▶ Prompt
Restate each entry word for word. Keep every detail intact.

════

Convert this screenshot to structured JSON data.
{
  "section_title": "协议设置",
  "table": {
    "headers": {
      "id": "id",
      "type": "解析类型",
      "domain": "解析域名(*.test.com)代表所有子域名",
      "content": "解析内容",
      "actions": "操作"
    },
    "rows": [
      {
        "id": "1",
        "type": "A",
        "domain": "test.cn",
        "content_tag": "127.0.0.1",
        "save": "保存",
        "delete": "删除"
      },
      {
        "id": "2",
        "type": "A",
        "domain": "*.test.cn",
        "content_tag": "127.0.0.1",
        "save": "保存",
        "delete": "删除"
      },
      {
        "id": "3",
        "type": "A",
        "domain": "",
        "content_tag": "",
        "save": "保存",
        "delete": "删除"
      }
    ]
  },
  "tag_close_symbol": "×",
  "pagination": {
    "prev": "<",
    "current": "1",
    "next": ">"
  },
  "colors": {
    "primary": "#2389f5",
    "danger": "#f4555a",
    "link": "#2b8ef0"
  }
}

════

▶ Task solution
Convert this screenshot to structured JSON data.
{
  "section_title": "协议设置",
  "table": {
    "headers": {
      "id": "id",
      "type": "解析类型",
      "domain": "解析域名(*.test.com)代表所有子域名",
      "content": "解析内容",
      "actions": "操作"
    },
    "rows": [
      {
        "id": "1",
        "type": "A",
        "domain": "test.cn",
        "content_tag": "127.0.0.1",
        "save": "保存",
        "delete": "删除"
      },
      {
        "id": "2",
        "type": "A",
        "domain": "*.test.cn",
        "content_tag": "127.0.0.1",
        "save": "保存",
        "delete": "删除"
      },
      {
        "id": "3",
        "type": "A",
        "domain": "",
        "content_tag": "",
        "save": "保存",
        "delete": "删除"
      }
    ]
  },
  "tag_close_symbol": "×",
  "pagination": {
    "prev": "<",
    "current": "1",
    "next": ">"
  },
  "colors": {
    "primary": "#2389f5",
    "danger": "#f4555a",
    "link": "#2b8ef0"
  }
}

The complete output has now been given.